* _WORK INSTRUCTION_: Every entry below should come back unchanged, except that the pictures are dropped.

+-------+

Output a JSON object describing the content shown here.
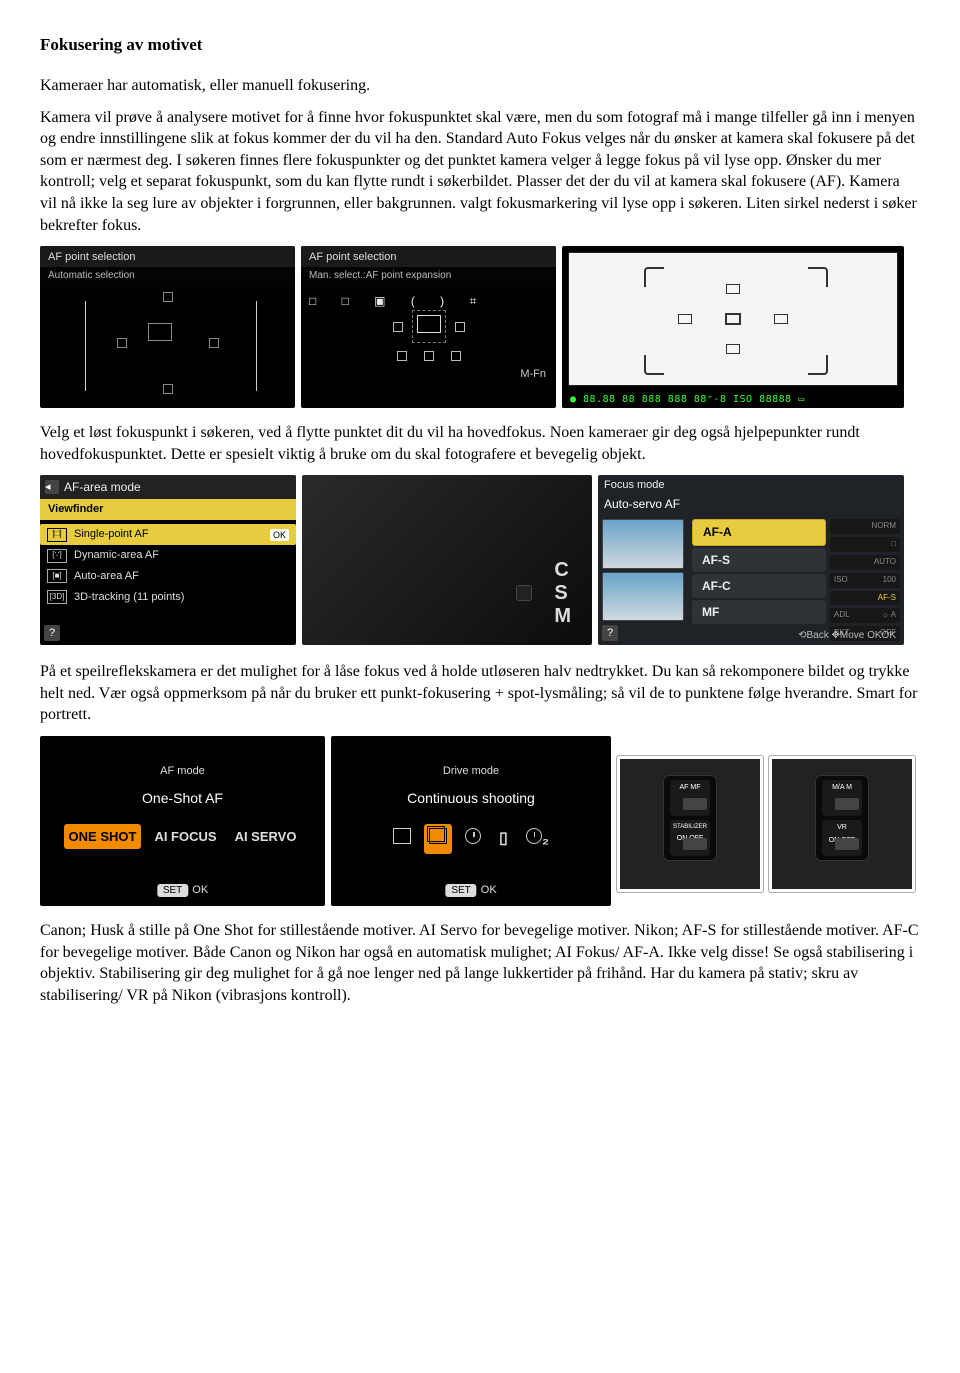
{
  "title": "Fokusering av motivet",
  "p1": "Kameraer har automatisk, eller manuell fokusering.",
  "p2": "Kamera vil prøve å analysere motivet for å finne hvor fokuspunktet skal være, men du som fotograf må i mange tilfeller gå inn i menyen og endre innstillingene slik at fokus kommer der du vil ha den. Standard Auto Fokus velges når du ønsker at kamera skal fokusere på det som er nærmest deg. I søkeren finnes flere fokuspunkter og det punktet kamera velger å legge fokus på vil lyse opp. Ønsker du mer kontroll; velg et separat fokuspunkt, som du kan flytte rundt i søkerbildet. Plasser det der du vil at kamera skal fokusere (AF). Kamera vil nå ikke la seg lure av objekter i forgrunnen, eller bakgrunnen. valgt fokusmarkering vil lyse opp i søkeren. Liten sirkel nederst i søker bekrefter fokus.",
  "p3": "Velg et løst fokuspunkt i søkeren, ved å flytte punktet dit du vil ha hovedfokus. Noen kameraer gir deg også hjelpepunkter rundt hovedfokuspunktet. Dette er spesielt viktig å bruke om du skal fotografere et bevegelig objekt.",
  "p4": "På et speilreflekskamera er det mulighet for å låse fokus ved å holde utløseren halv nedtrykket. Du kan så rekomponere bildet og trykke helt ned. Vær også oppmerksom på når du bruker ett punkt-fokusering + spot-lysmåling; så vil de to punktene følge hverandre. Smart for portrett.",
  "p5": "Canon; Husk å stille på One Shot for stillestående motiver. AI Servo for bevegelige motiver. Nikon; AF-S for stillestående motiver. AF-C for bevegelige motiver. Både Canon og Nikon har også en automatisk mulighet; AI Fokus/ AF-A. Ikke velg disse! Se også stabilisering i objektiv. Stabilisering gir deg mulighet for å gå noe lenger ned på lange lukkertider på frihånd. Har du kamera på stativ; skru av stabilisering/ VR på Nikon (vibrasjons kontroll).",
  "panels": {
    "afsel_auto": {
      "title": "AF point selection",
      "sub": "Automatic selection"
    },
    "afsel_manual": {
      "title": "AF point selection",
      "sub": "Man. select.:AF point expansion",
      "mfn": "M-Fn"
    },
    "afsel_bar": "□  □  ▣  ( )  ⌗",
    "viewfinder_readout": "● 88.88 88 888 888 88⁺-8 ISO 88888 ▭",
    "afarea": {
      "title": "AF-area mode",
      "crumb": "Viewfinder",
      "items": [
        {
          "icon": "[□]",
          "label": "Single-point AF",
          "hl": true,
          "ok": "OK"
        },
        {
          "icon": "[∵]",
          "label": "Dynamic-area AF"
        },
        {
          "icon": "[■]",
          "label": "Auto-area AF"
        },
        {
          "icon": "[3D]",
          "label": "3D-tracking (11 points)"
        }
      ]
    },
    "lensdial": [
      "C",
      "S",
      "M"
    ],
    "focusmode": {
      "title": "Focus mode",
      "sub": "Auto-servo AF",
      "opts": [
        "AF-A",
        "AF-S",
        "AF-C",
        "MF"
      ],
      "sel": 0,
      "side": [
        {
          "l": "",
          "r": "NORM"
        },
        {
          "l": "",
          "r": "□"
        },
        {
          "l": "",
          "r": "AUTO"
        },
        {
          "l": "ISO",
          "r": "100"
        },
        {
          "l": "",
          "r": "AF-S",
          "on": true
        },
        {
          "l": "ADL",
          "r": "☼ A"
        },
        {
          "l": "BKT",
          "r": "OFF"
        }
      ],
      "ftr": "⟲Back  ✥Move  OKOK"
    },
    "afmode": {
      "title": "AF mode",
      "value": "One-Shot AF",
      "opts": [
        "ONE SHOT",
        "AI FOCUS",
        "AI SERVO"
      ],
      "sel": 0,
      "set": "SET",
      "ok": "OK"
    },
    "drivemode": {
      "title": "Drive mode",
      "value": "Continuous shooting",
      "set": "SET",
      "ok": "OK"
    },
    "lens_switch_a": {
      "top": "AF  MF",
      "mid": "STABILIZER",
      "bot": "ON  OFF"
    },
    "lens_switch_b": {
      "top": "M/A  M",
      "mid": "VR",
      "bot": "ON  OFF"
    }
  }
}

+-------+

* _THE COMPLETED TASK_:
Output a JSON object describing the content shown here.
{
  "title": "Fokusering av motivet",
  "p1": "Kameraer har automatisk, eller manuell fokusering.",
  "p2": "Kamera vil prøve å analysere motivet for å finne hvor fokuspunktet skal være, men du som fotograf må i mange tilfeller gå inn i menyen og endre innstillingene slik at fokus kommer der du vil ha den. Standard Auto Fokus velges når du ønsker at kamera skal fokusere på det som er nærmest deg. I søkeren finnes flere fokuspunkter og det punktet kamera velger å legge fokus på vil lyse opp. Ønsker du mer kontroll; velg et separat fokuspunkt, som du kan flytte rundt i søkerbildet. Plasser det der du vil at kamera skal fokusere (AF). Kamera vil nå ikke la seg lure av objekter i forgrunnen, eller bakgrunnen. valgt fokusmarkering vil lyse opp i søkeren. Liten sirkel nederst i søker bekrefter fokus.",
  "p3": "Velg et løst fokuspunkt i søkeren, ved å flytte punktet dit du vil ha hovedfokus. Noen kameraer gir deg også hjelpepunkter rundt hovedfokuspunktet. Dette er spesielt viktig å bruke om du skal fotografere et bevegelig objekt.",
  "p4": "På et speilreflekskamera er det mulighet for å låse fokus ved å holde utløseren halv nedtrykket. Du kan så rekomponere bildet og trykke helt ned. Vær også oppmerksom på når du bruker ett punkt-fokusering + spot-lysmåling; så vil de to punktene følge hverandre. Smart for portrett.",
  "p5": "Canon; Husk å stille på One Shot for stillestående motiver. AI Servo for bevegelige motiver. Nikon; AF-S for stillestående motiver. AF-C for bevegelige motiver. Både Canon og Nikon har også en automatisk mulighet; AI Fokus/ AF-A. Ikke velg disse! Se også stabilisering i objektiv. Stabilisering gir deg mulighet for å gå noe lenger ned på lange lukkertider på frihånd. Har du kamera på stativ; skru av stabilisering/ VR på Nikon (vibrasjons kontroll).",
  "panels": {
    "afsel_auto": {
      "title": "AF point selection",
      "sub": "Automatic selection"
    },
    "afsel_manual": {
      "title": "AF point selection",
      "sub": "Man. select.:AF point expansion",
      "mfn": "M-Fn"
    },
    "afsel_bar": "□  □  ▣  ( )  ⌗",
    "viewfinder_readout": "● 88.88 88 888 888 88⁺-8 ISO 88888 ▭",
    "afarea": {
      "title": "AF-area mode",
      "crumb": "Viewfinder",
      "items": [
        {
          "icon": "[□]",
          "label": "Single-point AF",
          "hl": true,
          "ok": "OK"
        },
        {
          "icon": "[∵]",
          "label": "Dynamic-area AF"
        },
        {
          "icon": "[■]",
          "label": "Auto-area AF"
        },
        {
          "icon": "[3D]",
          "label": "3D-tracking (11 points)"
        }
      ]
    },
    "lensdial": [
      "C",
      "S",
      "M"
    ],
    "focusmode": {
      "title": "Focus mode",
      "sub": "Auto-servo AF",
      "opts": [
        "AF-A",
        "AF-S",
        "AF-C",
        "MF"
      ],
      "sel": 0,
      "side": [
        {
          "l": "",
          "r": "NORM"
        },
        {
          "l": "",
          "r": "□"
        },
        {
          "l": "",
          "r": "AUTO"
        },
        {
          "l": "ISO",
          "r": "100"
        },
        {
          "l": "",
          "r": "AF-S",
          "on": true
        },
        {
          "l": "ADL",
          "r": "☼ A"
        },
        {
          "l": "BKT",
          "r": "OFF"
        }
      ],
      "ftr": "⟲Back  ✥Move  OKOK"
    },
    "afmode": {
      "title": "AF mode",
      "value": "One-Shot AF",
      "opts": [
        "ONE SHOT",
        "AI FOCUS",
        "AI SERVO"
      ],
      "sel": 0,
      "set": "SET",
      "ok": "OK"
    },
    "drivemode": {
      "title": "Drive mode",
      "value": "Continuous shooting",
      "set": "SET",
      "ok": "OK"
    },
    "lens_switch_a": {
      "top": "AF  MF",
      "mid": "STABILIZER",
      "bot": "ON  OFF"
    },
    "lens_switch_b": {
      "top": "M/A  M",
      "mid": "VR",
      "bot": "ON  OFF"
    }
  }
}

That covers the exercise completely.